By Carol Levy, PNN Columnist
For the first time in almost 40 years, I have to fight to get my codeine prescription filled.
I understand intellectually what so many pain patients have said about the frustration, upset and upheaval they experience when a pharmacist refuses to fill their prescription or insurance refuses to pay for it. Or harder still, what they go through having their opioid medications cut down or stopped completely.
But I did not understand the emotional side of it until it happened to me.
The insurance company refused to pay for my codeine prescription. They had no problem filling it for the last many, many years but suddenly they need "authorization" from the doctor. How does that make sense? Writing the prescription was authorizing. Why do they need to add a second permission?
It is now over three weeks. The pharmacist tells me they have contacted the doctor's office three times: "You need to call them and find out why they haven't responded."
When I call the office, they tell me the pharmacy never sent over the forms they need.
So I call the pharmacy back. They recite a fax number for the doctor’s office. It is not the right number. I give them the number the doctor's office just gave me. “We'll try it again right now,” she says.
I keep my fingers crossed and hope I don't run out of pills before it is resolved — if it is resolved.
The pharmacy clerk and I talked the day the prescription was refused by the insurance company. I was venting my frustration over not being able to get the prescription filled, especially because it is the same prescription I have had for years, one that was always covered by my insurance.
To my surprise she says: "It is not just narcotics. Many insurance companies are refusing to cover or making unwarranted demands, requiring many more hoops to jump through. They have refused to cover certain creams and hormones, other prescriptions, non-narcotics that are routinely given and, until now, paid for by the insurance companies."
This is appalling. And makes no sense.
But then I start thinking about it and was struck by a thought: Yes, there is an opioid crisis. And we’ve all heard the reasons they blamed patients for the “crisis.” But I think there may be another factor at play: the profit margin.
After all, if we pay insurance premiums but they refuse to pay for our medication -- forcing some folks to pay cash rather than wait for all the rigamarole to be completed -- then the insurance company comes out way ahead. They get our monthly fees and work to make sure we get as little as possible in return.
I hope I am merely being paranoid. But somehow, I doubt it.
Carol Jay Levy has lived with trigeminal neuralgia, a chronic facial pain disorder, for over 30 years. She is the author of “A Pained Life, A Chronic Pain Journey.”
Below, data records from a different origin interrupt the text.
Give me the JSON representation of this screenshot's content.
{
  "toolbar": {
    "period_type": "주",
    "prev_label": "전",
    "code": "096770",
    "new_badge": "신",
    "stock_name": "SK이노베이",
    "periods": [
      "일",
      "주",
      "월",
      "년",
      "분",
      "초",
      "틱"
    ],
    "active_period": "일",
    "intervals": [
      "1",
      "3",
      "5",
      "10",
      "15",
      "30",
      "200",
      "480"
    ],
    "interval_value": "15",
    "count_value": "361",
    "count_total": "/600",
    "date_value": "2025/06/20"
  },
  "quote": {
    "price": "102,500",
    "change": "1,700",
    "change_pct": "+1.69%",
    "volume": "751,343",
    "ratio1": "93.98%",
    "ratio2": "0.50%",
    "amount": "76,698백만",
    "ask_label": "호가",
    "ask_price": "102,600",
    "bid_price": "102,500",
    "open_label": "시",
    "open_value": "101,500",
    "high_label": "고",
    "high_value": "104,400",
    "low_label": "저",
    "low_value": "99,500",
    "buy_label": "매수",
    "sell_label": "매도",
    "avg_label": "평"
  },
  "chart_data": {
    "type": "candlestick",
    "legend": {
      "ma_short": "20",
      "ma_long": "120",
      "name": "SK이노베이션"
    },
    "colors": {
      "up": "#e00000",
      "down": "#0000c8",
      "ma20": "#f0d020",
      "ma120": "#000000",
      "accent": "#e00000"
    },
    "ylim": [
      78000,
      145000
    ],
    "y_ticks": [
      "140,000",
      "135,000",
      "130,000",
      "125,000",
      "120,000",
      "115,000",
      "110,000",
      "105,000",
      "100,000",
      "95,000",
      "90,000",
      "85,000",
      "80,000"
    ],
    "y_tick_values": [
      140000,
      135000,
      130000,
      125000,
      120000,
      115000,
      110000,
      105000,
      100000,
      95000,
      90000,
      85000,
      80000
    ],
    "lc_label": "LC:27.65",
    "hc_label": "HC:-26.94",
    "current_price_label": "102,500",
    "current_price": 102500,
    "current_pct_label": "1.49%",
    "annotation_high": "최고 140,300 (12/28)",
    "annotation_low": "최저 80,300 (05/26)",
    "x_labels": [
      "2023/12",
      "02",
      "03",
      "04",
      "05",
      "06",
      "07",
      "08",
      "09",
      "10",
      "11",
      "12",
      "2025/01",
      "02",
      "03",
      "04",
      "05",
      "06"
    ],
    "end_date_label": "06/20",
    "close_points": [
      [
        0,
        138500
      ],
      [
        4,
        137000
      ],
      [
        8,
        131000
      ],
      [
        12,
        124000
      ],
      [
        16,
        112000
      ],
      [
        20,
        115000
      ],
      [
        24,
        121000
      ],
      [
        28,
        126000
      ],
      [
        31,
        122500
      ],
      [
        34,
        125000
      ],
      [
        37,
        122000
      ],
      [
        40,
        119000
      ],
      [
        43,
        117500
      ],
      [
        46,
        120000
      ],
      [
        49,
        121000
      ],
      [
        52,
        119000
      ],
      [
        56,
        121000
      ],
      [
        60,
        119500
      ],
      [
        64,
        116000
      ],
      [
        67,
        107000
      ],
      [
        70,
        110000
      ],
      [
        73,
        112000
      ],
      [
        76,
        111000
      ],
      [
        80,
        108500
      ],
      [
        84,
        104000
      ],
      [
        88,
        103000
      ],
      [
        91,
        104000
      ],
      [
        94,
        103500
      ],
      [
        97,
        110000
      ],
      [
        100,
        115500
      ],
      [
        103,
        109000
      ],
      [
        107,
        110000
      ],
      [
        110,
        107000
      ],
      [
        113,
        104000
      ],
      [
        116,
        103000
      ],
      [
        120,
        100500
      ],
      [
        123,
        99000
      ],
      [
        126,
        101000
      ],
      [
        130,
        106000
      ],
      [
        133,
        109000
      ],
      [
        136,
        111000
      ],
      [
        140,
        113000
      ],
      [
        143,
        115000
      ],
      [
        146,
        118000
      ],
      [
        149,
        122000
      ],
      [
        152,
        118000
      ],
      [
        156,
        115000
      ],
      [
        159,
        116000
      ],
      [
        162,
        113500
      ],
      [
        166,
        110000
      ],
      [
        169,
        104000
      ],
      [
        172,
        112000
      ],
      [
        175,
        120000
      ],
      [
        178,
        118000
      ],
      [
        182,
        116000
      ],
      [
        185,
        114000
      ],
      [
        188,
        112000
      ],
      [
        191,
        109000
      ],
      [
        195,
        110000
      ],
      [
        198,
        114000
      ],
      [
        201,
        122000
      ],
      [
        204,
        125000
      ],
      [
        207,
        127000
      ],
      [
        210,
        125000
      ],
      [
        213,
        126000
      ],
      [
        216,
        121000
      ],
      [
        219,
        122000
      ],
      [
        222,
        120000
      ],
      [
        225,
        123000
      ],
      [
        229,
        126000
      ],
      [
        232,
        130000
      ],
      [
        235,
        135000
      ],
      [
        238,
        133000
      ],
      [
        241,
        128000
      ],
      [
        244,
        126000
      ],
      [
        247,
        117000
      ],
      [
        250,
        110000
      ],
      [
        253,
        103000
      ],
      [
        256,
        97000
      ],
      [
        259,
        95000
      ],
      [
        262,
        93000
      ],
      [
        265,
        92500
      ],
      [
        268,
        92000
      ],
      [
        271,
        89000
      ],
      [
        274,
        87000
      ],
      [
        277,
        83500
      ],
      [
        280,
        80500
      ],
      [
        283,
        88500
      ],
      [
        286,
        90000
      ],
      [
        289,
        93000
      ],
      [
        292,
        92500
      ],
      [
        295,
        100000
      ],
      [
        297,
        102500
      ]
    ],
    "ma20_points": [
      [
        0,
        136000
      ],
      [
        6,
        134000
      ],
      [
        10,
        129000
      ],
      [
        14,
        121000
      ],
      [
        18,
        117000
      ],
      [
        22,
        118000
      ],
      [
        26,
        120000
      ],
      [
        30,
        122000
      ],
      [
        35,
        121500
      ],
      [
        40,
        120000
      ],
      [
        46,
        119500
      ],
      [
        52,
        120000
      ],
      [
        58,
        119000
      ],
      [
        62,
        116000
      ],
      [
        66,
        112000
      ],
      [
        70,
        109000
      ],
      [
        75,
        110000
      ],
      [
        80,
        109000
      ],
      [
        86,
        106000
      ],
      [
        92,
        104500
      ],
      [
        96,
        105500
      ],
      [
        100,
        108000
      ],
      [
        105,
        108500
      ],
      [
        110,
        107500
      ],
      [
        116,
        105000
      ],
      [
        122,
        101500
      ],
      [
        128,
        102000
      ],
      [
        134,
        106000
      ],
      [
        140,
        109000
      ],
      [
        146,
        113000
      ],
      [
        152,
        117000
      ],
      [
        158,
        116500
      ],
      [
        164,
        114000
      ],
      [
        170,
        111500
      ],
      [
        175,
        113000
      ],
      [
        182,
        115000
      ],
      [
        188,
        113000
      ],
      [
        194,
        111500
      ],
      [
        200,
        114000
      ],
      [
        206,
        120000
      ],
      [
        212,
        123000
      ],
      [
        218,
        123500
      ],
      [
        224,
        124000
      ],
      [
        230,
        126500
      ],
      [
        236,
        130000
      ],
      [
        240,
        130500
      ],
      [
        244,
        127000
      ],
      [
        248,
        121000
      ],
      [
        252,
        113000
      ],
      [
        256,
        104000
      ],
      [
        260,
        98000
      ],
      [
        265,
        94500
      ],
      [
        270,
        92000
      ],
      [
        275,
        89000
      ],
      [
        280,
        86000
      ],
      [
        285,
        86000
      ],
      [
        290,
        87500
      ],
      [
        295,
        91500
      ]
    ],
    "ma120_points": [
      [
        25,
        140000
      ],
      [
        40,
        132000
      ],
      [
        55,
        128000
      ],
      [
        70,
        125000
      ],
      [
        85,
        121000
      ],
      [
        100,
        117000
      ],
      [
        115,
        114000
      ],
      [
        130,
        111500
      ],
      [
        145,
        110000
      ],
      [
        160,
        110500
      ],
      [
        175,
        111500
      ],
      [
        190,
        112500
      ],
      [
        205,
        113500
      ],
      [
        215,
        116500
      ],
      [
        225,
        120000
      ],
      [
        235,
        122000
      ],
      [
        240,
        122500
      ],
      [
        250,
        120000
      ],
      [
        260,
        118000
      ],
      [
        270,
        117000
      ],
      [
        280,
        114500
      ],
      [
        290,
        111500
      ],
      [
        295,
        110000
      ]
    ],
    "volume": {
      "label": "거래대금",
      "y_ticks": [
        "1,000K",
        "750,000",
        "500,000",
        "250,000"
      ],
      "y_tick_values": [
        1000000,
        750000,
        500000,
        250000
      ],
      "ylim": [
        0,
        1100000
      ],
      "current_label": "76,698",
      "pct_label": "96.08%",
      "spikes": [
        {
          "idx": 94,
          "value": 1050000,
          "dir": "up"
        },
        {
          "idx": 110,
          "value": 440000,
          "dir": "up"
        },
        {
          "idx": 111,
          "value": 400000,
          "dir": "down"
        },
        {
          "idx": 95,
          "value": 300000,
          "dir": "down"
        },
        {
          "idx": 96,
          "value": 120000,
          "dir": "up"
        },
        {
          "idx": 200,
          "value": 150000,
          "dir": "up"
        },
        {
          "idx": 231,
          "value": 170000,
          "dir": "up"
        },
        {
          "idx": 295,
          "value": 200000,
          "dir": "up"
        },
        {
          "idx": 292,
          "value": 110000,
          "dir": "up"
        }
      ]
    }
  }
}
The information in this column should not be considered as professional medical advice, diagnosis or treatment. It is for informational purposes only and represent the author’s opinions alone. It does not inherently express or reflect the views, opinions and/or positions of Pain News Network.